##### Records shown #####

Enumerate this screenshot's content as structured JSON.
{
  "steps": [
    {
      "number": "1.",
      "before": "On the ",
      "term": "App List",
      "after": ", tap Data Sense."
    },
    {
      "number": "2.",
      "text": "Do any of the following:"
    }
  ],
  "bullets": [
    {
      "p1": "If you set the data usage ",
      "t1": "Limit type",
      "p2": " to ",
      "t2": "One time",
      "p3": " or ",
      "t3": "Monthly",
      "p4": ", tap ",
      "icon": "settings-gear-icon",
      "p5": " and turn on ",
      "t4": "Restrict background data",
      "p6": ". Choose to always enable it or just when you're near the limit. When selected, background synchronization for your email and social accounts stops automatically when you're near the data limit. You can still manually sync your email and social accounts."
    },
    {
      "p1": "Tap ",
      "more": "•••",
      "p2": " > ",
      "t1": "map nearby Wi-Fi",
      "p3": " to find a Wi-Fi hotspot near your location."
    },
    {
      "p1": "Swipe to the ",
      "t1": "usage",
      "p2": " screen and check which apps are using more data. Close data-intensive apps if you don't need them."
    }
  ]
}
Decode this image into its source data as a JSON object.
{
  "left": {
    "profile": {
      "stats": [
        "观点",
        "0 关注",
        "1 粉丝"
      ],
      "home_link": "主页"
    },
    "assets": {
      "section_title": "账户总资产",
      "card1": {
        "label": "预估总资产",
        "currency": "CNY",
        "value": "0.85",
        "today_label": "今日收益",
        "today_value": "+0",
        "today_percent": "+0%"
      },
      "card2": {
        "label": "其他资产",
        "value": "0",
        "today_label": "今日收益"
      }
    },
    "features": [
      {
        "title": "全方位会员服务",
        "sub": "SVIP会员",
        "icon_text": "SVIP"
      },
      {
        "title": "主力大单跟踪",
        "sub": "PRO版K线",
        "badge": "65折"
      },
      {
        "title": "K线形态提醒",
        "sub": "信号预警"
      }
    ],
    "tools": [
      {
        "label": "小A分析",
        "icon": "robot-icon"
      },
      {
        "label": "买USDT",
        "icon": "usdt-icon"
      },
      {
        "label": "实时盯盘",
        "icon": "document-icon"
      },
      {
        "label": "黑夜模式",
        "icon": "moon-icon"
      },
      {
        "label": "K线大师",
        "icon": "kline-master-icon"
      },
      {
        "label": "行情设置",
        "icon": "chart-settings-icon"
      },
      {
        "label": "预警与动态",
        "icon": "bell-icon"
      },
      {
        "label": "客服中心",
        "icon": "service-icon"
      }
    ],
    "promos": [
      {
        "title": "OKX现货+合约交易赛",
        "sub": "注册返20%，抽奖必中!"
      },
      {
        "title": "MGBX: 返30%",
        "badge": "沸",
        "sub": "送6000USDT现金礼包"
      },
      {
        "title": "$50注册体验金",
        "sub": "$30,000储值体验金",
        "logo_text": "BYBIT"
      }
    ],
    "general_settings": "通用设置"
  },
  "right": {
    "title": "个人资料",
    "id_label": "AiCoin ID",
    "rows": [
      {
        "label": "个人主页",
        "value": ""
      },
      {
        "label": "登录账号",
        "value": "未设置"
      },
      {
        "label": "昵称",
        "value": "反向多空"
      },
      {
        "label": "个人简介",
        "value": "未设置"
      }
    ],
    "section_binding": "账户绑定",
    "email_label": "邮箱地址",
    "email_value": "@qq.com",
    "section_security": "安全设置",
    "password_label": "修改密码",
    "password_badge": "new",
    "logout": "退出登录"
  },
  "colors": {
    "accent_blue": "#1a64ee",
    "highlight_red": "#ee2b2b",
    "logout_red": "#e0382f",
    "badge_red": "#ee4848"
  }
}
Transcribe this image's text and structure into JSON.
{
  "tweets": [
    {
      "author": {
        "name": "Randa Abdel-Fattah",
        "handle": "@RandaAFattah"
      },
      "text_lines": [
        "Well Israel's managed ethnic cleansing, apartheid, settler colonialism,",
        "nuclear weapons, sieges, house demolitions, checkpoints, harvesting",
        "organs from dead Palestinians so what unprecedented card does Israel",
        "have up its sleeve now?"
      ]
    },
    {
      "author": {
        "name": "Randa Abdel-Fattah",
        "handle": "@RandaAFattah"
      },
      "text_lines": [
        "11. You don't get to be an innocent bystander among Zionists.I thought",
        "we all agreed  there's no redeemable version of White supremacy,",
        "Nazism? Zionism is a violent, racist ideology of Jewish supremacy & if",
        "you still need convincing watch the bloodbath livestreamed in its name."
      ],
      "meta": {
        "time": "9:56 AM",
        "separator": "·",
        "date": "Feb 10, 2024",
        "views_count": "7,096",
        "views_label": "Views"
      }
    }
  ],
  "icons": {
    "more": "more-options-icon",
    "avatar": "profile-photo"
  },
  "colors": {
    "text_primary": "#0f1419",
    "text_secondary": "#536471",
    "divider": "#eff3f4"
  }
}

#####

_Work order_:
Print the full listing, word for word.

_Response area_:
Enumerate this screenshot's content as structured JSON.
{
  "steps": [
    {
      "number": "1.",
      "before": "On the ",
      "term": "App List",
      "after": ", tap Data Sense."
    },
    {
      "number": "2.",
      "text": "Do any of the following:"
    }
  ],
  "bullets": [
    {
      "p1": "If you set the data usage ",
      "t1": "Limit type",
      "p2": " to ",
      "t2": "One time",
      "p3": " or ",
      "t3": "Monthly",
      "p4": ", tap ",
      "icon": "settings-gear-icon",
      "p5": " and turn on ",
      "t4": "Restrict background data",
      "p6": ". Choose to always enable it or just when you're near the limit. When selected, background synchronization for your email and social accounts stops automatically when you're near the data limit. You can still manually sync your email and social accounts."
    },
    {
      "p1": "Tap ",
      "more": "•••",
      "p2": " > ",
      "t1": "map nearby Wi-Fi",
      "p3": " to find a Wi-Fi hotspot near your location."
    },
    {
      "p1": "Swipe to the ",
      "t1": "usage",
      "p2": " screen and check which apps are using more data. Close data-intensive apps if you don't need them."
    }
  ]
}
Decode this image into its source data as a JSON object.
{
  "left": {
    "profile": {
      "stats": [
        "观点",
        "0 关注",
        "1 粉丝"
      ],
      "home_link": "主页"
    },
    "assets": {
      "section_title": "账户总资产",
      "card1": {
        "label": "预估总资产",
        "currency": "CNY",
        "value": "0.85",
        "today_label": "今日收益",
        "today_value": "+0",
        "today_percent": "+0%"
      },
      "card2": {
        "label": "其他资产",
        "value": "0",
        "today_label": "今日收益"
      }
    },
    "features": [
      {
        "title": "全方位会员服务",
        "sub": "SVIP会员",
        "icon_text": "SVIP"
      },
      {
        "title": "主力大单跟踪",
        "sub": "PRO版K线",
        "badge": "65折"
      },
      {
        "title": "K线形态提醒",
        "sub": "信号预警"
      }
    ],
    "tools": [
      {
        "label": "小A分析",
        "icon": "robot-icon"
      },
      {
        "label": "买USDT",
        "icon": "usdt-icon"
      },
      {
        "label": "实时盯盘",
        "icon": "document-icon"
      },
      {
        "label": "黑夜模式",
        "icon": "moon-icon"
      },
      {
        "label": "K线大师",
        "icon": "kline-master-icon"
      },
      {
        "label": "行情设置",
        "icon": "chart-settings-icon"
      },
      {
        "label": "预警与动态",
        "icon": "bell-icon"
      },
      {
        "label": "客服中心",
        "icon": "service-icon"
      }
    ],
    "promos": [
      {
        "title": "OKX现货+合约交易赛",
        "sub": "注册返20%，抽奖必中!"
      },
      {
        "title": "MGBX: 返30%",
        "badge": "沸",
        "sub": "送6000USDT现金礼包"
      },
      {
        "title": "$50注册体验金",
        "sub": "$30,000储值体验金",
        "logo_text": "BYBIT"
      }
    ],
    "general_settings": "通用设置"
  },
  "right": {
    "title": "个人资料",
    "id_label": "AiCoin ID",
    "rows": [
      {
        "label": "个人主页",
        "value": ""
      },
      {
        "label": "登录账号",
        "value": "未设置"
      },
      {
        "label": "昵称",
        "value": "反向多空"
      },
      {
        "label": "个人简介",
        "value": "未设置"
      }
    ],
    "section_binding": "账户绑定",
    "email_label": "邮箱地址",
    "email_value": "@qq.com",
    "section_security": "安全设置",
    "password_label": "修改密码",
    "password_badge": "new",
    "logout": "退出登录"
  },
  "colors": {
    "accent_blue": "#1a64ee",
    "highlight_red": "#ee2b2b",
    "logout_red": "#e0382f",
    "badge_red": "#ee4848"
  }
}
Transcribe this image's text and structure into JSON.
{
  "tweets": [
    {
      "author": {
        "name": "Randa Abdel-Fattah",
        "handle": "@RandaAFattah"
      },
      "text_lines": [
        "Well Israel's managed ethnic cleansing, apartheid, settler colonialism,",
        "nuclear weapons, sieges, house demolitions, checkpoints, harvesting",
        "organs from dead Palestinians so what unprecedented card does Israel",
        "have up its sleeve now?"
      ]
    },
    {
      "author": {
        "name": "Randa Abdel-Fattah",
        "handle": "@RandaAFattah"
      },
      "text_lines": [
        "11. You don't get to be an innocent bystander among Zionists.I thought",
        "we all agreed  there's no redeemable version of White supremacy,",
        "Nazism? Zionism is a violent, racist ideology of Jewish supremacy & if",
        "you still need convincing watch the bloodbath livestreamed in its name."
      ],
      "meta": {
        "time": "9:56 AM",
        "separator": "·",
        "date": "Feb 10, 2024",
        "views_count": "7,096",
        "views_label": "Views"
      }
    }
  ],
  "icons": {
    "more": "more-options-icon",
    "avatar": "profile-photo"
  },
  "colors": {
    "text_primary": "#0f1419",
    "text_secondary": "#536471",
    "divider": "#eff3f4"
  }
}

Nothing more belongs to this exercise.